## Exercise brief
Check every line of the data for the string "JSON" and copy the ones that have it.

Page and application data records
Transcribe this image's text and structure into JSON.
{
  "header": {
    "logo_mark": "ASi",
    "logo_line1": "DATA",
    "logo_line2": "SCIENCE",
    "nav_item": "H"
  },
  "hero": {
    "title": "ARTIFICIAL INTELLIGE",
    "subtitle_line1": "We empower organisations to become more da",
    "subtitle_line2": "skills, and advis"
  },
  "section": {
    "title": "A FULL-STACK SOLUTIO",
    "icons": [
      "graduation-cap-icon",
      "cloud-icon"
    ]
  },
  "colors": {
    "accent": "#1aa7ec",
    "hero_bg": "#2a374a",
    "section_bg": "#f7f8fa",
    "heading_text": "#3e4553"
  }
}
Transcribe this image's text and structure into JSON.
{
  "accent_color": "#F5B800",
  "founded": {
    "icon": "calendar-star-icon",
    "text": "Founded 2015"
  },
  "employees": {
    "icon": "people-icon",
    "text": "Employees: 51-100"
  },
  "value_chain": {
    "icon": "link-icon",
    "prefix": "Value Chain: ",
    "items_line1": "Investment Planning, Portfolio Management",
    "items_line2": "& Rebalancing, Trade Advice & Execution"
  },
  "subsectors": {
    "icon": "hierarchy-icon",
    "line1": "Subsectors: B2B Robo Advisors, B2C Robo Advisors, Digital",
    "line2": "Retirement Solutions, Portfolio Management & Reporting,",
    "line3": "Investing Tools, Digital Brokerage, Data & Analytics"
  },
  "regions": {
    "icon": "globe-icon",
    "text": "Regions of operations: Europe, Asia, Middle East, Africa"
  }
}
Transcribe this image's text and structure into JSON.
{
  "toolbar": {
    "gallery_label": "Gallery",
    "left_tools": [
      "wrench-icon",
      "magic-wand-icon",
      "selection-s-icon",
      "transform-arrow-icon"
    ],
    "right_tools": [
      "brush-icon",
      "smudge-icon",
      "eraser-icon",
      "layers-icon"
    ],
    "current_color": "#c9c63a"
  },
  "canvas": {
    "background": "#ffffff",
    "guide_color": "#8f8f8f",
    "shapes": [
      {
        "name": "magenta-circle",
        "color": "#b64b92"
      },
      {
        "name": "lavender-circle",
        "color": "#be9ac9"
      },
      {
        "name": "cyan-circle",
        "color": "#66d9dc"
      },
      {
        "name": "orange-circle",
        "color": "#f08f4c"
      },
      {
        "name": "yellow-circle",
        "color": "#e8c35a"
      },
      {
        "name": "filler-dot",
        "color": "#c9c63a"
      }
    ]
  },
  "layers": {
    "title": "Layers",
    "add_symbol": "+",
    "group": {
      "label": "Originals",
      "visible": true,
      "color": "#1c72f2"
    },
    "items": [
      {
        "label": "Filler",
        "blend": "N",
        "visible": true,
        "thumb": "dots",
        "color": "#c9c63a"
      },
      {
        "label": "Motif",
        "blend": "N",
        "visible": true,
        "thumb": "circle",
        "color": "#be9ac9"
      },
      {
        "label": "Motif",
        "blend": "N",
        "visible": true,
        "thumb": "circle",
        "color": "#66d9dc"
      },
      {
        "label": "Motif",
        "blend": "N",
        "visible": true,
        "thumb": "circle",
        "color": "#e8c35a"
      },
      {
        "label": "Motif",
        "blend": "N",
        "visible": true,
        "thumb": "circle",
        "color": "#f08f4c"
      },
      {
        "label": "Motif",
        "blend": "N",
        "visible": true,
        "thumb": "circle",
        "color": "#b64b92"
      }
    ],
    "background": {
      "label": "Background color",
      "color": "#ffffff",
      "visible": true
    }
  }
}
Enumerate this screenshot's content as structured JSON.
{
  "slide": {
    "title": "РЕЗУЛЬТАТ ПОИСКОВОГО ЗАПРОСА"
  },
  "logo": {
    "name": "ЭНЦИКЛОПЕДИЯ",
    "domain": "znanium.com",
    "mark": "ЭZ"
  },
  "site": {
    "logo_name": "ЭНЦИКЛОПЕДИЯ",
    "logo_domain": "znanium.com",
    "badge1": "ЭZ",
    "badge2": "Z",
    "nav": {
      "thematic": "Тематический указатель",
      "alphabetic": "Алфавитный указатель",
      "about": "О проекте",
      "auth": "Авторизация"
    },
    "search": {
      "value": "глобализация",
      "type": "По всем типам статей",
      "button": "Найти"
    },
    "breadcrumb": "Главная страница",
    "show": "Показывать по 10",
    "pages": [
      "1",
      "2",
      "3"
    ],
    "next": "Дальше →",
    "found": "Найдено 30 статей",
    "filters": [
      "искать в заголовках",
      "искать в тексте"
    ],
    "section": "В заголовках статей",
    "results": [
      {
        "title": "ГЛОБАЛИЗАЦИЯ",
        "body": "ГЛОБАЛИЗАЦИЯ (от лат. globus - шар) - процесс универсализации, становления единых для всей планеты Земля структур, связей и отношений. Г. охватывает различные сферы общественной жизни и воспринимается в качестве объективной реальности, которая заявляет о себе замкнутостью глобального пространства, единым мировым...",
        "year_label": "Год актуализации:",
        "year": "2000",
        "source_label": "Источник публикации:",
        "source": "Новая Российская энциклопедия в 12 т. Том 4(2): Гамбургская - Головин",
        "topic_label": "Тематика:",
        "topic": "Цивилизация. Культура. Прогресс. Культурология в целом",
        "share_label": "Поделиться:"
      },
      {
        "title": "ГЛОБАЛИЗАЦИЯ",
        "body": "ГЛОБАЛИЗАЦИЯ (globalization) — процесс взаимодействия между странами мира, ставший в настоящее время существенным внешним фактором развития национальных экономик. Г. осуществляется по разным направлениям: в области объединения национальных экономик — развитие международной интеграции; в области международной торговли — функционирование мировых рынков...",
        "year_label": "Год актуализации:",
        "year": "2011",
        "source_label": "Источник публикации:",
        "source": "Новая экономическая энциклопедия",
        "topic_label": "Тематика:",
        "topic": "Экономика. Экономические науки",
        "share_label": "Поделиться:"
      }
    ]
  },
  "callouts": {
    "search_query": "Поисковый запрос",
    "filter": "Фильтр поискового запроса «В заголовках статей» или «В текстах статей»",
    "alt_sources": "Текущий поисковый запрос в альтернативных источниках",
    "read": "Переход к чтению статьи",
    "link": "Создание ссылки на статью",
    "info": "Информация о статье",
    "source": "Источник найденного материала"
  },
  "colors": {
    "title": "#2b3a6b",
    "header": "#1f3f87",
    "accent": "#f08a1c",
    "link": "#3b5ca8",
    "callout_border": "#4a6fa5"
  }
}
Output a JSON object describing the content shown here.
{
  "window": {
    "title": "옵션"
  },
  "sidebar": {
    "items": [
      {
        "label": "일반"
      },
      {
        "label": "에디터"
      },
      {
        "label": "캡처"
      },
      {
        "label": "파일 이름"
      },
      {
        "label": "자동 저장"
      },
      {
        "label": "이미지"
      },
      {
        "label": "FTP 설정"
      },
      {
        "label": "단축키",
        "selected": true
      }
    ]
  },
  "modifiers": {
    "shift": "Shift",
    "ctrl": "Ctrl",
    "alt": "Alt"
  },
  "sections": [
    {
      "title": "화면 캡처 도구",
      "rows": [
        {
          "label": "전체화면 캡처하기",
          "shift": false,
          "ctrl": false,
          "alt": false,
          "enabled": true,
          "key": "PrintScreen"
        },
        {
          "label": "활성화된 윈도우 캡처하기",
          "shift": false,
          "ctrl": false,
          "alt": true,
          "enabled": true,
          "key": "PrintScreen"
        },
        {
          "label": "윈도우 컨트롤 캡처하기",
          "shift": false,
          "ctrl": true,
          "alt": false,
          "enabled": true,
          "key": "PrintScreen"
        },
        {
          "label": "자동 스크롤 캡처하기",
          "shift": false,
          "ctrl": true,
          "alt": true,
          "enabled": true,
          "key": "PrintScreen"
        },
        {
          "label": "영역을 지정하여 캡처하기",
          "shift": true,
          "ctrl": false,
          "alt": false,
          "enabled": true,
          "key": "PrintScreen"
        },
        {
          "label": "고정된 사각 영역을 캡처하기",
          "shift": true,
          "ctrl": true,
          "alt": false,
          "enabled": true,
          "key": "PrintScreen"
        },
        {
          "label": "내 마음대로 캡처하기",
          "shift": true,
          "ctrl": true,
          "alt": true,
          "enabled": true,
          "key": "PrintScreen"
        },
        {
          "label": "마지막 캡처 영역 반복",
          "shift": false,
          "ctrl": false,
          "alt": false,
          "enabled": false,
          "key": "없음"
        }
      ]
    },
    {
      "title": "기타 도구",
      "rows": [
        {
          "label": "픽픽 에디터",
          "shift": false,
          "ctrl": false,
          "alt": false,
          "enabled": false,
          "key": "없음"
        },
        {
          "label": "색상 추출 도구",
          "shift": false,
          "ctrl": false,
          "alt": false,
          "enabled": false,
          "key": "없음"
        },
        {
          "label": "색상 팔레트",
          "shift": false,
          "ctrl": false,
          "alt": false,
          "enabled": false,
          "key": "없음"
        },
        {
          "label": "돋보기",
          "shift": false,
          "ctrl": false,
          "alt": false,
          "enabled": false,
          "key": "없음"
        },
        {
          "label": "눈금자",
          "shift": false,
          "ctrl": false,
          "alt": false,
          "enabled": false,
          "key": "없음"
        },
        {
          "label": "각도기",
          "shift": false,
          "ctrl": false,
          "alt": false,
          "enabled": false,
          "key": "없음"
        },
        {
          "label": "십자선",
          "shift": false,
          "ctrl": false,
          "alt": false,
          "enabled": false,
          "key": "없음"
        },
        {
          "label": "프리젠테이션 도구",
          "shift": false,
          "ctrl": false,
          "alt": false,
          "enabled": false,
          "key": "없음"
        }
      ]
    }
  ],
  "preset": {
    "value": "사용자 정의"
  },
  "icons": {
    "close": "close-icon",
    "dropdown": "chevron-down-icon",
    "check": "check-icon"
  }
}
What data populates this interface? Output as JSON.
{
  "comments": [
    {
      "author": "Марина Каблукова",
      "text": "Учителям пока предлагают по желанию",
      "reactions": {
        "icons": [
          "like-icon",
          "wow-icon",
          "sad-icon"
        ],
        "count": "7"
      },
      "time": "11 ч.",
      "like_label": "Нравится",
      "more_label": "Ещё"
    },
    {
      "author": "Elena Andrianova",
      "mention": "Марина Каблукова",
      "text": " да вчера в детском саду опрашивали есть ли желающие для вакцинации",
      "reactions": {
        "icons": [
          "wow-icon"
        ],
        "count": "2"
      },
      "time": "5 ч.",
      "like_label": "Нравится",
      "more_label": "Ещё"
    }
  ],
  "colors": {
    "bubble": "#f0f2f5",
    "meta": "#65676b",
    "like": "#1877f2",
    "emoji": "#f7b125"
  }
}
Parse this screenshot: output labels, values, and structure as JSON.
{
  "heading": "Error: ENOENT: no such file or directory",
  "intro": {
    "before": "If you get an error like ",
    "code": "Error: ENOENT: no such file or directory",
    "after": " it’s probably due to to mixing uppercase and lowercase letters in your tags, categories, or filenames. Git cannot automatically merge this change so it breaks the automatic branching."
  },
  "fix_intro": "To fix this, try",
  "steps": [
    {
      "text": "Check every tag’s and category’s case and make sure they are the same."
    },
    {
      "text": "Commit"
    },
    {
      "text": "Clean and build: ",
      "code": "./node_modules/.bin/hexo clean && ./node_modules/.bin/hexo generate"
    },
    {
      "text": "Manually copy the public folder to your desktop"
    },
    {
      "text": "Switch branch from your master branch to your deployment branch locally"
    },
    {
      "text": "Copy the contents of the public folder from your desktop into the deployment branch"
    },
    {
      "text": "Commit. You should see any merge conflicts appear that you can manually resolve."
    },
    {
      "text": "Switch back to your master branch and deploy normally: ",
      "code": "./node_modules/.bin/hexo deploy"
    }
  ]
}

## Your response
Transcribe this image's text and structure into JSON.
Transcribe this image's text and structure into JSON.
Transcribe this image's text and structure into JSON.
Enumerate this screenshot's content as structured JSON.
Output a JSON object describing the content shown here.
What data populates this interface? Output as JSON.
Parse this screenshot: output labels, values, and structure as JSON.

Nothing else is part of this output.